What you should do ▸ Search the records for the string "HTML" and copy every line in which it appears.

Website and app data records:
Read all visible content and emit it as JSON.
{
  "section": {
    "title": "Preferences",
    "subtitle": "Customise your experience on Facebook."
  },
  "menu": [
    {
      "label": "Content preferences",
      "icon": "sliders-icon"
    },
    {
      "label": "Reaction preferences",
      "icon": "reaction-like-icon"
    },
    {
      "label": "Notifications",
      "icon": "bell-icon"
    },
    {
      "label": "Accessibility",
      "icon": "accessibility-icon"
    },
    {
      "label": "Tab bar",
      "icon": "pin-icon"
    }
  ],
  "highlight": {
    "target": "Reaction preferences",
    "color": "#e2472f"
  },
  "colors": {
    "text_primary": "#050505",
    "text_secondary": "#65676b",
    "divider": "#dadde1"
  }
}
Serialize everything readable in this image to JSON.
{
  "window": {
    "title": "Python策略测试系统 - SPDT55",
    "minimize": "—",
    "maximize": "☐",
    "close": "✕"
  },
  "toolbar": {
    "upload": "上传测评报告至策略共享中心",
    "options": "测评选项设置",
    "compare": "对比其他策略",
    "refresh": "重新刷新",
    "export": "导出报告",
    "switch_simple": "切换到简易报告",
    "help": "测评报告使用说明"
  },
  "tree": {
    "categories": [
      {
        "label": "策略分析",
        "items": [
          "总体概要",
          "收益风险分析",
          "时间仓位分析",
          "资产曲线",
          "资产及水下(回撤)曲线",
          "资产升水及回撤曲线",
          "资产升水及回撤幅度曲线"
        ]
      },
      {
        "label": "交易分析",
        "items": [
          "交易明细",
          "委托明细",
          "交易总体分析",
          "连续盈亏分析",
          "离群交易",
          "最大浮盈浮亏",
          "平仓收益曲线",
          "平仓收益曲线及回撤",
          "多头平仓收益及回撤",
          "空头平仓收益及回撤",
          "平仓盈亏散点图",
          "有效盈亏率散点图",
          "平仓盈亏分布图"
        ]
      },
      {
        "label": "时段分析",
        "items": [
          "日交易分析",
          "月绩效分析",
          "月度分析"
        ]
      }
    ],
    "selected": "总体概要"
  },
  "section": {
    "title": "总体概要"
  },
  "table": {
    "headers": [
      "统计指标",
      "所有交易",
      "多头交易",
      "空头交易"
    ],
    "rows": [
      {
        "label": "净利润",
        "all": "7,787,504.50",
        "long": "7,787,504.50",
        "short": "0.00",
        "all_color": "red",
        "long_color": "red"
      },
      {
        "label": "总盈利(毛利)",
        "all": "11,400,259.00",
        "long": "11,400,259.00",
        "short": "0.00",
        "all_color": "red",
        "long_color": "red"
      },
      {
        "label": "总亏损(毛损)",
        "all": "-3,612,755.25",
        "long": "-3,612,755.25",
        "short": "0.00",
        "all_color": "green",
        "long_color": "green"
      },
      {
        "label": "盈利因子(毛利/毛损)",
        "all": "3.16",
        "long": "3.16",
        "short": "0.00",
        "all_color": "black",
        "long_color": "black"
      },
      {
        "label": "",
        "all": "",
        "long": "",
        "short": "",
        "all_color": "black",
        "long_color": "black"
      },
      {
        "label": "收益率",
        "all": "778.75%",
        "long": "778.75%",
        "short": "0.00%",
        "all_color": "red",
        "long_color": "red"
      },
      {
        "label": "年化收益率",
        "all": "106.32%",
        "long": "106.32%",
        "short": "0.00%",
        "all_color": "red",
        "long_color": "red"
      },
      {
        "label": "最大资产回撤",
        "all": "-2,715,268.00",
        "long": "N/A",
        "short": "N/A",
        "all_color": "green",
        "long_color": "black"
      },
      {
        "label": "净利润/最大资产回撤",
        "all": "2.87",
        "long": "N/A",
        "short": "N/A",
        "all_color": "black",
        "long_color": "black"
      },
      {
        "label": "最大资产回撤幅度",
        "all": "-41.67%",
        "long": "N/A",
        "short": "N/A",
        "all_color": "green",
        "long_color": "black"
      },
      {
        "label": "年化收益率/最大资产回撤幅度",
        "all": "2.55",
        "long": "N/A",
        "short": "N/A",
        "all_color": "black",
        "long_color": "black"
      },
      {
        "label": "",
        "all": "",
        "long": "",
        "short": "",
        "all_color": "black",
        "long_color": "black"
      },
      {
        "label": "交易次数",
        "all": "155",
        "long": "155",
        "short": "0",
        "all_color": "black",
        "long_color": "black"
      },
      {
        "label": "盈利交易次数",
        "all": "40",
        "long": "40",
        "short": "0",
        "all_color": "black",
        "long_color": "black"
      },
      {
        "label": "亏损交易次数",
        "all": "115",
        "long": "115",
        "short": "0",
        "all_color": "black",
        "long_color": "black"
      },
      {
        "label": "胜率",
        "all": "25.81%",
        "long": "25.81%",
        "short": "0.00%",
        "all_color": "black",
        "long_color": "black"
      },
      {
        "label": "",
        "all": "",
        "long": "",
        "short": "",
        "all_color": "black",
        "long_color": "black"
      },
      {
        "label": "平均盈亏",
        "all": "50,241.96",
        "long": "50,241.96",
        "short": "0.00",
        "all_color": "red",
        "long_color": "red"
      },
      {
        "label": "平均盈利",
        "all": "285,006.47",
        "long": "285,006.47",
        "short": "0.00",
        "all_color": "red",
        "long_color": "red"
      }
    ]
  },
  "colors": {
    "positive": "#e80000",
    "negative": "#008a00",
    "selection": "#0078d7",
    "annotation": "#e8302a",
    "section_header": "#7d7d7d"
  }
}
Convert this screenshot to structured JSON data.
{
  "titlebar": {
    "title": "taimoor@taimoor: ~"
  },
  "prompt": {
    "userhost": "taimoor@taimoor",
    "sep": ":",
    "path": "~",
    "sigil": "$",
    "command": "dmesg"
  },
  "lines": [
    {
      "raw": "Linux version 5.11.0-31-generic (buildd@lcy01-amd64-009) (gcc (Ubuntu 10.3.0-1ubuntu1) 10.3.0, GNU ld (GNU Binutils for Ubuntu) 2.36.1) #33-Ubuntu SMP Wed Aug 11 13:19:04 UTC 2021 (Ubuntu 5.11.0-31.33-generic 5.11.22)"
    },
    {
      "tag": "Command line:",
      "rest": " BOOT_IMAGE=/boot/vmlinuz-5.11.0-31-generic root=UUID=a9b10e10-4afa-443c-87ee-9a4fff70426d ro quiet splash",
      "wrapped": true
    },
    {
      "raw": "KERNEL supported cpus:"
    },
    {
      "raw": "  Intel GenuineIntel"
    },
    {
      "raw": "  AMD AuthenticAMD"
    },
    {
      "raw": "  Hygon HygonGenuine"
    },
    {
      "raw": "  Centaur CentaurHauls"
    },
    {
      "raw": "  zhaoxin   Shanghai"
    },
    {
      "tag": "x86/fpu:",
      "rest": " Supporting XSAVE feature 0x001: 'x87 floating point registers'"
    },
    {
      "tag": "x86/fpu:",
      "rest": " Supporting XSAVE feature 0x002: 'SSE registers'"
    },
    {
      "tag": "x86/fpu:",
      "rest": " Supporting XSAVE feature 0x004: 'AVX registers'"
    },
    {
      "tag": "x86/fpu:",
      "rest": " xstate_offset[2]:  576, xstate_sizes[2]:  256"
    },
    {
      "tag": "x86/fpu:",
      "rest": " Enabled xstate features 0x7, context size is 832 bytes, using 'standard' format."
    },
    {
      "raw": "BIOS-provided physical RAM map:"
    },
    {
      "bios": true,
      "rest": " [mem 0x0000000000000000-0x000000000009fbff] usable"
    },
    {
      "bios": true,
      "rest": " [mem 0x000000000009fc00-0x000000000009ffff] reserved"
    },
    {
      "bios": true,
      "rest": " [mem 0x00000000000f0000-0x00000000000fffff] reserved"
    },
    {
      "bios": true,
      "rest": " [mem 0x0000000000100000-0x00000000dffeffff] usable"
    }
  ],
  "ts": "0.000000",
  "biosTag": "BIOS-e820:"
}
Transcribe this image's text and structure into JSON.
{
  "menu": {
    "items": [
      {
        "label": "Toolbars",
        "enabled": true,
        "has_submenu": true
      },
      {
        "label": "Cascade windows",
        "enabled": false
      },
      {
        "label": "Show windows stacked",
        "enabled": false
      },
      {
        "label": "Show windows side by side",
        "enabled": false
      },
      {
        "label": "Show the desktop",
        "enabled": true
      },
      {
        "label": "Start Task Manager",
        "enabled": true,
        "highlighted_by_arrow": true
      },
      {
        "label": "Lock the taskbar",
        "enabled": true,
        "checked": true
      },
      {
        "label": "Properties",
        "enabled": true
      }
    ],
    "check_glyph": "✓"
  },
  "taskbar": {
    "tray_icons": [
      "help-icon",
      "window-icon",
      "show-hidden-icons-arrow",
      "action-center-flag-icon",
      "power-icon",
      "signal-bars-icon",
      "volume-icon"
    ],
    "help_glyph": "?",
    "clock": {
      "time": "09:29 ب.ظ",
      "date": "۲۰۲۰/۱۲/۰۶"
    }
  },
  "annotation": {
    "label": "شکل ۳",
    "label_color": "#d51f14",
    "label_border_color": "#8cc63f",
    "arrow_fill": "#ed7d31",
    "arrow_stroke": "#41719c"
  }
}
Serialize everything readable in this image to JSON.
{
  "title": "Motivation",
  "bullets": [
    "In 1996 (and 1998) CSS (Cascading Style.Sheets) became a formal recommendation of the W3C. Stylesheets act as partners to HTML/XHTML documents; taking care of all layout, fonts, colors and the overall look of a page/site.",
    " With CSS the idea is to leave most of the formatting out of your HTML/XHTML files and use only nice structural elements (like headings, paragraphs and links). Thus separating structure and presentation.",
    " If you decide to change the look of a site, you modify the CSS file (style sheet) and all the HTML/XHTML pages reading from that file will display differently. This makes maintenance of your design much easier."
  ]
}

Task solution ▸
    "In 1996 (and 1998) CSS (Cascading Style.Sheets) became a formal recommendation of the W3C. Stylesheets act as partners to HTML/XHTML documents; taking care of all layout, fonts, colors and the overall look of a page/site.",
    " With CSS the idea is to leave most of the formatting out of your HTML/XHTML files and use only nice structural elements (like headings, paragraphs and links). Thus separating structure and presentation.",
    " If you decide to change the look of a site, you modify the CSS file (style sheet) and all the HTML/XHTML pages reading from that file will display differently. This makes maintenance of your design much easier."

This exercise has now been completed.